Excerpt: I must apologize to all of our wonderful readers at Family Friendly Gaming. I meant to play and review Honeycomb Beat many, many moons ago. Things got in the way, and I eventually forgot about purchasing this Nintendo DS game. I am making it up to you. How? Honeycomb Beat is leading off the Reviews Section in this awesome issue. This puzzle game is bee free, so you don’t have to worry about getting stung. Honeycomb Beat can make your head hurt though.
Excerpt: The Nintendo DS is a platform made for puzzle games. The phenomenal success of the Brain Training games, the plethora of Sudoku titles and the mind-bendingly fast Meteos games all stand tribute to DS’s intuitive controls and portable in-your-pocket convenience. One of the finest games available in the DS’s bloated library is Picross, a puzzle game of such fine quality that I can barely go two days without my fix.
Excerpt: Before Q Entertainment came out with the one-two release of Lumines and Meteos, it had been years since a puzzle game garnered much critical or commercial attention. These two puzzle games arguably traded on slick presentation as much as they did on inventive and addictive puzzle concepts, and with success comes imitators. Hudson's Honeycomb Beat does its damnedest to emulate the look and feel of Q Entertainment's finest.
Pros: Slick production, Parlays simple concept into two, distinct gameplay modes, Provides a healthy challenge
Cons: Look and feel are highly derivative, Not much lasting value
Conclusion: Honeycomb Beat is a perfect example of a great handheld game. It’s something you can pick up and play for a few minutes or a few hours. I am a huge fan of puzzle games, and Honeycomb Beat really doesn’t disappoint. And for $20, you can’t go wrong. While I may not have received a cool press item from Hudson (there’s still time, guys!), I still want to say that this is a terrific game that no puzzle fan should pass up.

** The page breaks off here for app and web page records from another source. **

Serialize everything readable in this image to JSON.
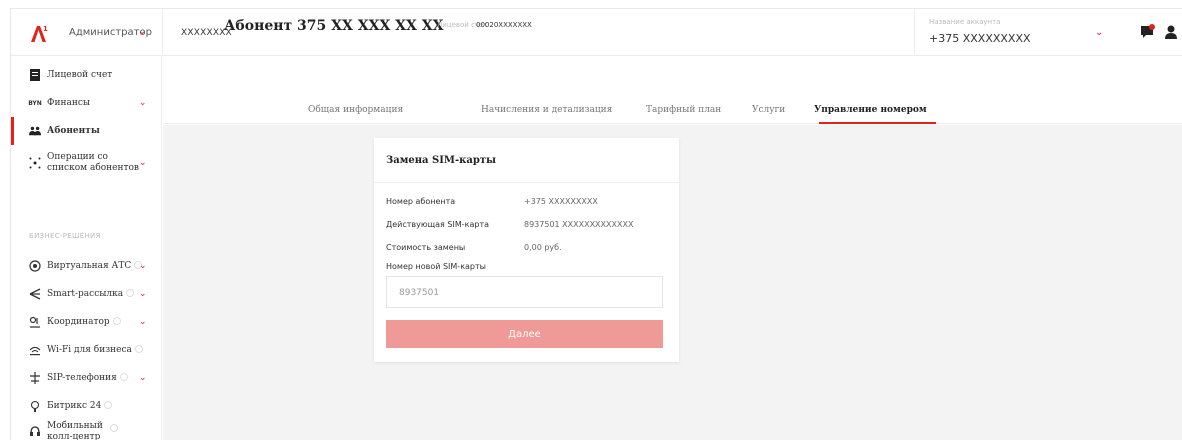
{
  "header": {
    "role": "Администратор",
    "account_short": "XXXXXXXX",
    "account_label": "Название аккаунта",
    "account_value": "+375 XXXXXXXXX"
  },
  "sidebar": {
    "items": [
      {
        "label": "Лицевой счет",
        "icon": "document-icon"
      },
      {
        "label": "Финансы",
        "icon": "byn-icon"
      },
      {
        "label": "Абоненты",
        "icon": "users-icon"
      },
      {
        "label": "Операции со\nсписком абонентов",
        "icon": "operations-icon"
      }
    ],
    "section_title": "БИЗНЕС-РЕШЕНИЯ",
    "solutions": [
      {
        "label": "Виртуальная АТС",
        "icon": "phone-station-icon"
      },
      {
        "label": "Smart-рассылка",
        "icon": "broadcast-icon"
      },
      {
        "label": "Координатор",
        "icon": "coordinator-icon"
      },
      {
        "label": "Wi-Fi для бизнеса",
        "icon": "wifi-icon"
      },
      {
        "label": "SIP-телефония",
        "icon": "sip-icon"
      },
      {
        "label": "Битрикс 24",
        "icon": "bitrix-icon"
      },
      {
        "label": "Мобильный\nколл-центр",
        "icon": "callcenter-icon"
      }
    ]
  },
  "main": {
    "title": "Абонент 375 XX XXX XX XX",
    "personal_account_label": "Лицевой счет",
    "personal_account_value": "00020XXXXXXX",
    "tabs": [
      {
        "label": "Общая информация"
      },
      {
        "label": "Начисления и детализация"
      },
      {
        "label": "Тарифный план"
      },
      {
        "label": "Услуги"
      },
      {
        "label": "Управление номером"
      }
    ]
  },
  "card": {
    "title": "Замена SIM-карты",
    "rows": [
      {
        "label": "Номер абонента",
        "value": "+375 XXXXXXXXX"
      },
      {
        "label": "Действующая SIM-карта",
        "value": "8937501 XXXXXXXXXXXXX"
      },
      {
        "label": "Стоимость замены",
        "value": "0,00 руб."
      }
    ],
    "new_sim_label": "Номер новой SIM-карты",
    "new_sim_value": "8937501",
    "next_button": "Далее"
  },
  "colors": {
    "accent": "#e2231a",
    "button_disabled": "#ef9a96",
    "background": "#f3f3f3"
  }
}
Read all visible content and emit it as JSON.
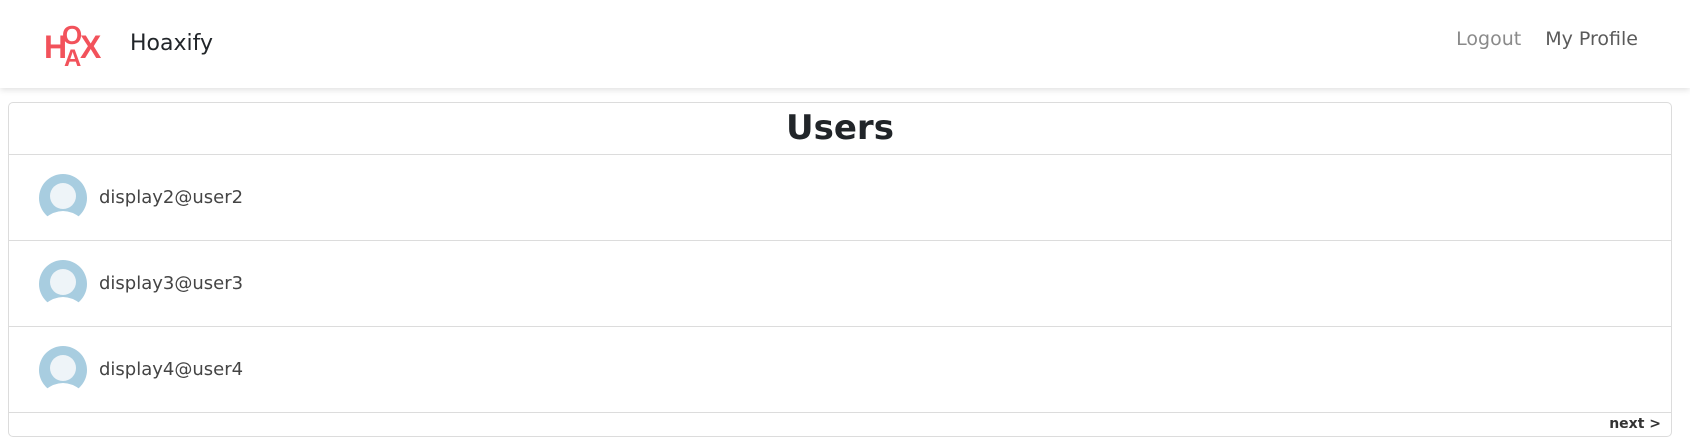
{
  "navbar": {
    "brand_name": "Hoaxify",
    "logo_text": "HOAX",
    "logo_color": "#f0353f",
    "links": [
      {
        "label": "Logout"
      },
      {
        "label": "My Profile"
      }
    ]
  },
  "users_card": {
    "title": "Users",
    "users": [
      {
        "name": "display2@user2",
        "avatar_icon": "default-profile-icon"
      },
      {
        "name": "display3@user3",
        "avatar_icon": "default-profile-icon"
      },
      {
        "name": "display4@user4",
        "avatar_icon": "default-profile-icon"
      }
    ],
    "next_label": "next >"
  },
  "colors": {
    "avatar": "#a8cde0"
  }
}
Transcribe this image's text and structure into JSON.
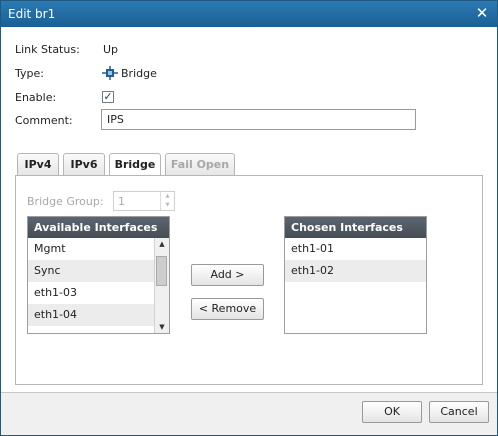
{
  "dialog": {
    "title": "Edit br1",
    "close_icon": "close-icon"
  },
  "fields": {
    "link_status_label": "Link Status:",
    "link_status_value": "Up",
    "type_label": "Type:",
    "type_value": "Bridge",
    "type_icon": "bridge-icon",
    "enable_label": "Enable:",
    "enable_checked": true,
    "enable_mark": "✓",
    "comment_label": "Comment:",
    "comment_value": "IPS"
  },
  "tabs": [
    {
      "label": "IPv4",
      "active": false,
      "disabled": false
    },
    {
      "label": "IPv6",
      "active": false,
      "disabled": false
    },
    {
      "label": "Bridge",
      "active": true,
      "disabled": false
    },
    {
      "label": "Fail Open",
      "active": false,
      "disabled": true
    }
  ],
  "bridge_group": {
    "label": "Bridge Group:",
    "value": "1"
  },
  "available": {
    "header": "Available Interfaces",
    "items": [
      "Mgmt",
      "Sync",
      "eth1-03",
      "eth1-04"
    ]
  },
  "chosen": {
    "header": "Chosen Interfaces",
    "items": [
      "eth1-01",
      "eth1-02"
    ]
  },
  "actions": {
    "add_label": "Add >",
    "remove_label": "< Remove"
  },
  "footer": {
    "ok_label": "OK",
    "cancel_label": "Cancel"
  },
  "colors": {
    "titlebar": "#1f5f95",
    "list_header": "#4f5861"
  }
}
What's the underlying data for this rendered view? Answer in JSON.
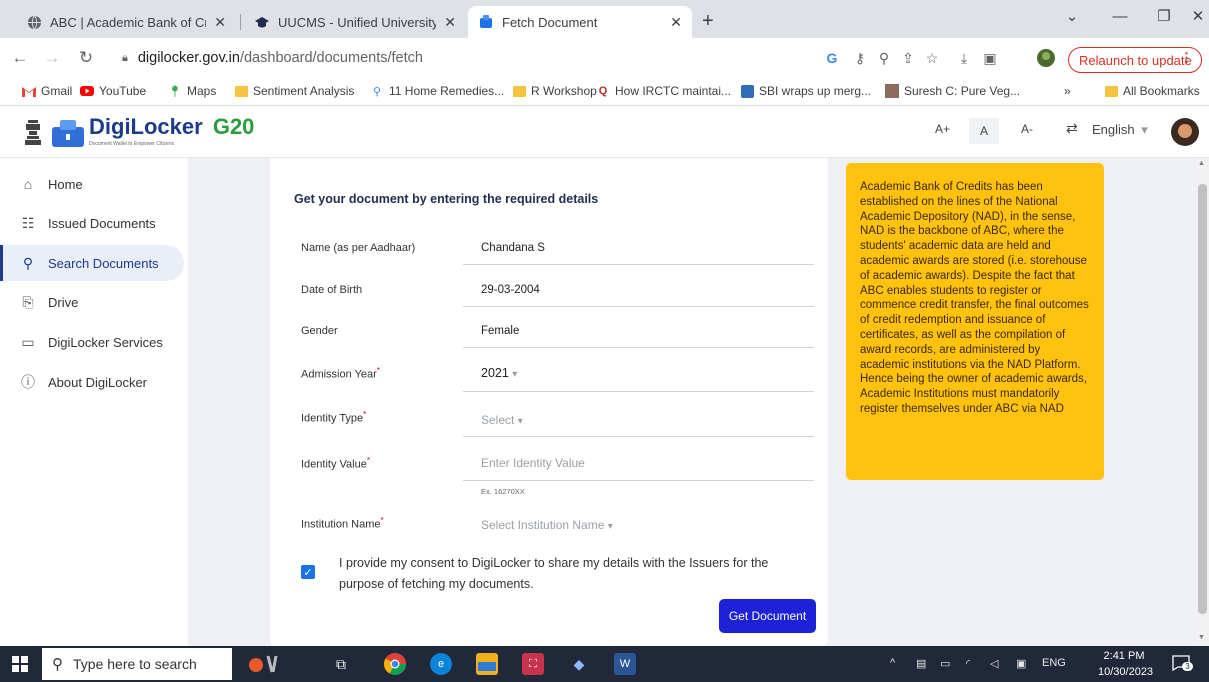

Excerpt: Nintendo's consoles have always been the ideal format for puzzle games. I bought my very first handheld, the original Game Boy, solely on the strength of Tetris. For those younger gamers out there, the Game Boy was basically somewhere around the size of a house brick with one d-pad, two action buttons and a single, non-touch-sensitive, greyscale screen, and yet I was glued to it solidly every spare minute I had for months at a time.
The trial and error formula works great with this game
Cheat Code Central
15 November 2007
Conclusion: This game could have been much more fun if it wasn't so focused on imitating the others by measuring your brain aptitude. Instead, Hudson should have tried to make it more amusing, with more game modes, more bonuses and extras, and even a couple different puzzle concepts within the same game. Oh well, next time, Hudson!
Excerpt: (aside from its insistence that I share anything in common with aquatic invertebrates) is that it's not a game that will be played in long stretches; it's a half-an-hour-before-closing-the-DS one.